By Rebecca Jenkins
Obstructive sleep apnoea (OSA) assessment combined with sleepiness questionnaires can reliably rule in, but not rule out, clinically relevant OSA in primary care, Australian researchers caution.
Recent Medicare changes allow GPs to directly refer patients for sleep studies if they attain certain scores on one of three OSA screening assessments in combination with cut-offs on the Epworth sleepiness scale (ESS).
However, the questionnaires’ combined performance has never been assessed in primary care, researchers wrote in the Medical Journal of Australia, prompting them to design a prospective validation study using middle-aged participants from the ongoing Tasmanian Longitudinal Health Study.
Analysing data from the 282 people with an OSA trigger symptom who completed screening assessments and type 4 sleep studies, researchers found the STOP-Bang and OSA-50 questionnaires correctly identified most participants with clinically relevant OSA (sensitivity, 81% and 86%, respectively), but they each had poor specificity (36% and 21%, respectively).
The Berlin questionnaire (BQ) had low sensitivity (65%) and low specificity (59%), the team of Melbourne-based researchers reported.
When the score from any of the questionnaires was combined with a high ESS score of 8 or more, the specificity for each tool was high (94 to 96%), but at a cost to the sensitivity (36 to 51%).
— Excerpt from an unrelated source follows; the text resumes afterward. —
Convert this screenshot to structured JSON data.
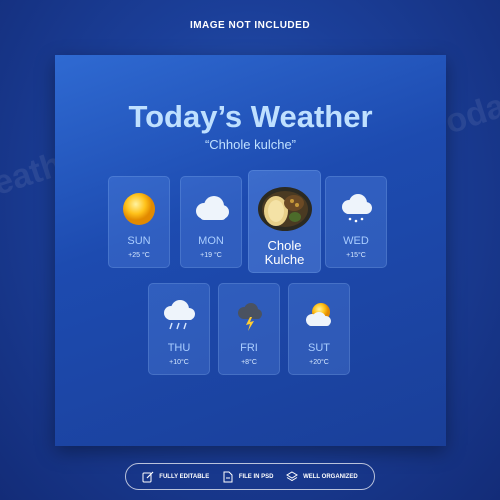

Study coauthor Associate Professor Garun Hamilton, Director of Sleep Medicine Research at Melbourne’s Monash Health, said it was important for GPs to know that these questionnaires do not rule out OSA.
‘If they have a clinical suspicion for OSA and the questionnaires are negative they should refer the patient to a sleep disorders or respiratory physician for further assessment,’ he told Medicine Today.
He also noted that the questionnaires were likely to perform even less well in the elderly or among young adults. They should not be used in children, he added.
Associate Professor Hamilton said the Medicare criteria were under planned review, but there were no other screening tools that could replace the current questionnaires.
Instead, this research has suggested adding in a decision support tool for primary care practitioners – although it will require further validation.
‘A helpful change that this paper suggests is that the threshold for a “positive” STOP-Bang questionnaire should be lowered from 4 to 3. This will improve the sensitivity for detecting clinically significant OSA (not as many missed cases) without lowering the specificity (no significant increase in false positives),’ he told Medicine Today.
Med J Aust 2019; doi: 10.5694/mja2.50145.